-- Records supplied follows --

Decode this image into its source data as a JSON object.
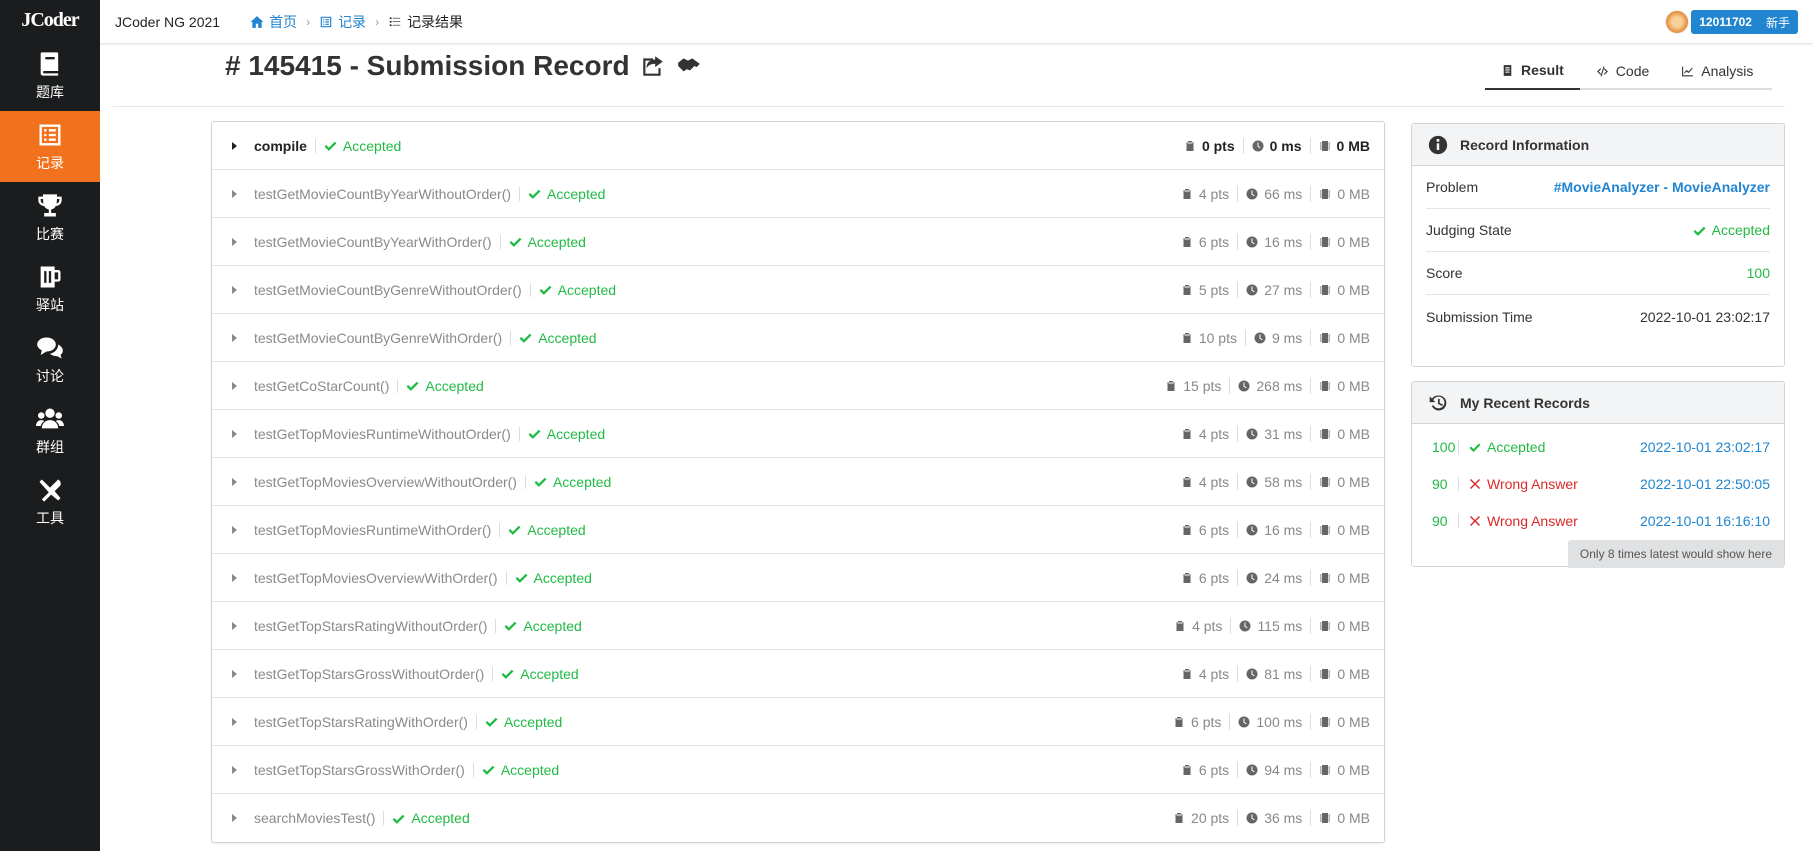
{
  "logo": "JCoder",
  "sidebar": {
    "items": [
      {
        "label": "题库",
        "icon": "book-icon"
      },
      {
        "label": "记录",
        "icon": "list-icon",
        "active": true
      },
      {
        "label": "比赛",
        "icon": "trophy-icon"
      },
      {
        "label": "驿站",
        "icon": "beer-icon"
      },
      {
        "label": "讨论",
        "icon": "comments-icon"
      },
      {
        "label": "群组",
        "icon": "users-icon"
      },
      {
        "label": "工具",
        "icon": "tools-icon"
      }
    ]
  },
  "topbar": {
    "site_title": "JCoder NG 2021",
    "breadcrumb": [
      {
        "label": "首页",
        "icon": "home-icon"
      },
      {
        "label": "记录",
        "icon": "list-icon"
      },
      {
        "label": "记录结果",
        "icon": "tasks-icon"
      }
    ],
    "user": {
      "id": "12011702",
      "rank": "新手"
    }
  },
  "header": {
    "title": "# 145415 - Submission Record",
    "tabs": [
      {
        "label": "Result",
        "icon": "file-icon",
        "active": true
      },
      {
        "label": "Code",
        "icon": "code-icon"
      },
      {
        "label": "Analysis",
        "icon": "chart-icon"
      }
    ]
  },
  "tests": [
    {
      "name": "compile",
      "verdict": "Accepted",
      "score": "0 pts",
      "time": "0 ms",
      "memory": "0 MB"
    },
    {
      "name": "testGetMovieCountByYearWithoutOrder()",
      "verdict": "Accepted",
      "score": "4 pts",
      "time": "66 ms",
      "memory": "0 MB"
    },
    {
      "name": "testGetMovieCountByYearWithOrder()",
      "verdict": "Accepted",
      "score": "6 pts",
      "time": "16 ms",
      "memory": "0 MB"
    },
    {
      "name": "testGetMovieCountByGenreWithoutOrder()",
      "verdict": "Accepted",
      "score": "5 pts",
      "time": "27 ms",
      "memory": "0 MB"
    },
    {
      "name": "testGetMovieCountByGenreWithOrder()",
      "verdict": "Accepted",
      "score": "10 pts",
      "time": "9 ms",
      "memory": "0 MB"
    },
    {
      "name": "testGetCoStarCount()",
      "verdict": "Accepted",
      "score": "15 pts",
      "time": "268 ms",
      "memory": "0 MB"
    },
    {
      "name": "testGetTopMoviesRuntimeWithoutOrder()",
      "verdict": "Accepted",
      "score": "4 pts",
      "time": "31 ms",
      "memory": "0 MB"
    },
    {
      "name": "testGetTopMoviesOverviewWithoutOrder()",
      "verdict": "Accepted",
      "score": "4 pts",
      "time": "58 ms",
      "memory": "0 MB"
    },
    {
      "name": "testGetTopMoviesRuntimeWithOrder()",
      "verdict": "Accepted",
      "score": "6 pts",
      "time": "16 ms",
      "memory": "0 MB"
    },
    {
      "name": "testGetTopMoviesOverviewWithOrder()",
      "verdict": "Accepted",
      "score": "6 pts",
      "time": "24 ms",
      "memory": "0 MB"
    },
    {
      "name": "testGetTopStarsRatingWithoutOrder()",
      "verdict": "Accepted",
      "score": "4 pts",
      "time": "115 ms",
      "memory": "0 MB"
    },
    {
      "name": "testGetTopStarsGrossWithoutOrder()",
      "verdict": "Accepted",
      "score": "4 pts",
      "time": "81 ms",
      "memory": "0 MB"
    },
    {
      "name": "testGetTopStarsRatingWithOrder()",
      "verdict": "Accepted",
      "score": "6 pts",
      "time": "100 ms",
      "memory": "0 MB"
    },
    {
      "name": "testGetTopStarsGrossWithOrder()",
      "verdict": "Accepted",
      "score": "6 pts",
      "time": "94 ms",
      "memory": "0 MB"
    },
    {
      "name": "searchMoviesTest()",
      "verdict": "Accepted",
      "score": "20 pts",
      "time": "36 ms",
      "memory": "0 MB"
    }
  ],
  "record_info": {
    "title": "Record Information",
    "rows": [
      {
        "label": "Problem",
        "value": "#MovieAnalyzer - MovieAnalyzer",
        "style": "link"
      },
      {
        "label": "Judging State",
        "value": "Accepted",
        "style": "green-check"
      },
      {
        "label": "Score",
        "value": "100",
        "style": "green"
      },
      {
        "label": "Submission Time",
        "value": "2022-10-01 23:02:17",
        "style": "dark"
      }
    ]
  },
  "recent_records": {
    "title": "My Recent Records",
    "items": [
      {
        "score": "100",
        "verdict": "Accepted",
        "ok": true,
        "time": "2022-10-01 23:02:17"
      },
      {
        "score": "90",
        "verdict": "Wrong Answer",
        "ok": false,
        "time": "2022-10-01 22:50:05"
      },
      {
        "score": "90",
        "verdict": "Wrong Answer",
        "ok": false,
        "time": "2022-10-01 16:16:10"
      }
    ],
    "note": "Only 8 times latest would show here"
  },
  "colors": {
    "accent": "#f2711c",
    "link": "#2185d0",
    "success": "#21ba45",
    "error": "#db2828",
    "sidebar": "#1b1c1d"
  }
}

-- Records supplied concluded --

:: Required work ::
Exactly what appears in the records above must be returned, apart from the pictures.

:: Exercise response ::
Decode this image into its source data as a JSON object.
{
  "logo": "JCoder",
  "sidebar": {
    "items": [
      {
        "label": "题库",
        "icon": "book-icon"
      },
      {
        "label": "记录",
        "icon": "list-icon",
        "active": true
      },
      {
        "label": "比赛",
        "icon": "trophy-icon"
      },
      {
        "label": "驿站",
        "icon": "beer-icon"
      },
      {
        "label": "讨论",
        "icon": "comments-icon"
      },
      {
        "label": "群组",
        "icon": "users-icon"
      },
      {
        "label": "工具",
        "icon": "tools-icon"
      }
    ]
  },
  "topbar": {
    "site_title": "JCoder NG 2021",
    "breadcrumb": [
      {
        "label": "首页",
        "icon": "home-icon"
      },
      {
        "label": "记录",
        "icon": "list-icon"
      },
      {
        "label": "记录结果",
        "icon": "tasks-icon"
      }
    ],
    "user": {
      "id": "12011702",
      "rank": "新手"
    }
  },
  "header": {
    "title": "# 145415 - Submission Record",
    "tabs": [
      {
        "label": "Result",
        "icon": "file-icon",
        "active": true
      },
      {
        "label": "Code",
        "icon": "code-icon"
      },
      {
        "label": "Analysis",
        "icon": "chart-icon"
      }
    ]
  },
  "tests": [
    {
      "name": "compile",
      "verdict": "Accepted",
      "score": "0 pts",
      "time": "0 ms",
      "memory": "0 MB"
    },
    {
      "name": "testGetMovieCountByYearWithoutOrder()",
      "verdict": "Accepted",
      "score": "4 pts",
      "time": "66 ms",
      "memory": "0 MB"
    },
    {
      "name": "testGetMovieCountByYearWithOrder()",
      "verdict": "Accepted",
      "score": "6 pts",
      "time": "16 ms",
      "memory": "0 MB"
    },
    {
      "name": "testGetMovieCountByGenreWithoutOrder()",
      "verdict": "Accepted",
      "score": "5 pts",
      "time": "27 ms",
      "memory": "0 MB"
    },
    {
      "name": "testGetMovieCountByGenreWithOrder()",
      "verdict": "Accepted",
      "score": "10 pts",
      "time": "9 ms",
      "memory": "0 MB"
    },
    {
      "name": "testGetCoStarCount()",
      "verdict": "Accepted",
      "score": "15 pts",
      "time": "268 ms",
      "memory": "0 MB"
    },
    {
      "name": "testGetTopMoviesRuntimeWithoutOrder()",
      "verdict": "Accepted",
      "score": "4 pts",
      "time": "31 ms",
      "memory": "0 MB"
    },
    {
      "name": "testGetTopMoviesOverviewWithoutOrder()",
      "verdict": "Accepted",
      "score": "4 pts",
      "time": "58 ms",
      "memory": "0 MB"
    },
    {
      "name": "testGetTopMoviesRuntimeWithOrder()",
      "verdict": "Accepted",
      "score": "6 pts",
      "time": "16 ms",
      "memory": "0 MB"
    },
    {
      "name": "testGetTopMoviesOverviewWithOrder()",
      "verdict": "Accepted",
      "score": "6 pts",
      "time": "24 ms",
      "memory": "0 MB"
    },
    {
      "name": "testGetTopStarsRatingWithoutOrder()",
      "verdict": "Accepted",
      "score": "4 pts",
      "time": "115 ms",
      "memory": "0 MB"
    },
    {
      "name": "testGetTopStarsGrossWithoutOrder()",
      "verdict": "Accepted",
      "score": "4 pts",
      "time": "81 ms",
      "memory": "0 MB"
    },
    {
      "name": "testGetTopStarsRatingWithOrder()",
      "verdict": "Accepted",
      "score": "6 pts",
      "time": "100 ms",
      "memory": "0 MB"
    },
    {
      "name": "testGetTopStarsGrossWithOrder()",
      "verdict": "Accepted",
      "score": "6 pts",
      "time": "94 ms",
      "memory": "0 MB"
    },
    {
      "name": "searchMoviesTest()",
      "verdict": "Accepted",
      "score": "20 pts",
      "time": "36 ms",
      "memory": "0 MB"
    }
  ],
  "record_info": {
    "title": "Record Information",
    "rows": [
      {
        "label": "Problem",
        "value": "#MovieAnalyzer - MovieAnalyzer",
        "style": "link"
      },
      {
        "label": "Judging State",
        "value": "Accepted",
        "style": "green-check"
      },
      {
        "label": "Score",
        "value": "100",
        "style": "green"
      },
      {
        "label": "Submission Time",
        "value": "2022-10-01 23:02:17",
        "style": "dark"
      }
    ]
  },
  "recent_records": {
    "title": "My Recent Records",
    "items": [
      {
        "score": "100",
        "verdict": "Accepted",
        "ok": true,
        "time": "2022-10-01 23:02:17"
      },
      {
        "score": "90",
        "verdict": "Wrong Answer",
        "ok": false,
        "time": "2022-10-01 22:50:05"
      },
      {
        "score": "90",
        "verdict": "Wrong Answer",
        "ok": false,
        "time": "2022-10-01 16:16:10"
      }
    ],
    "note": "Only 8 times latest would show here"
  },
  "colors": {
    "accent": "#f2711c",
    "link": "#2185d0",
    "success": "#21ba45",
    "error": "#db2828",
    "sidebar": "#1b1c1d"
  }
}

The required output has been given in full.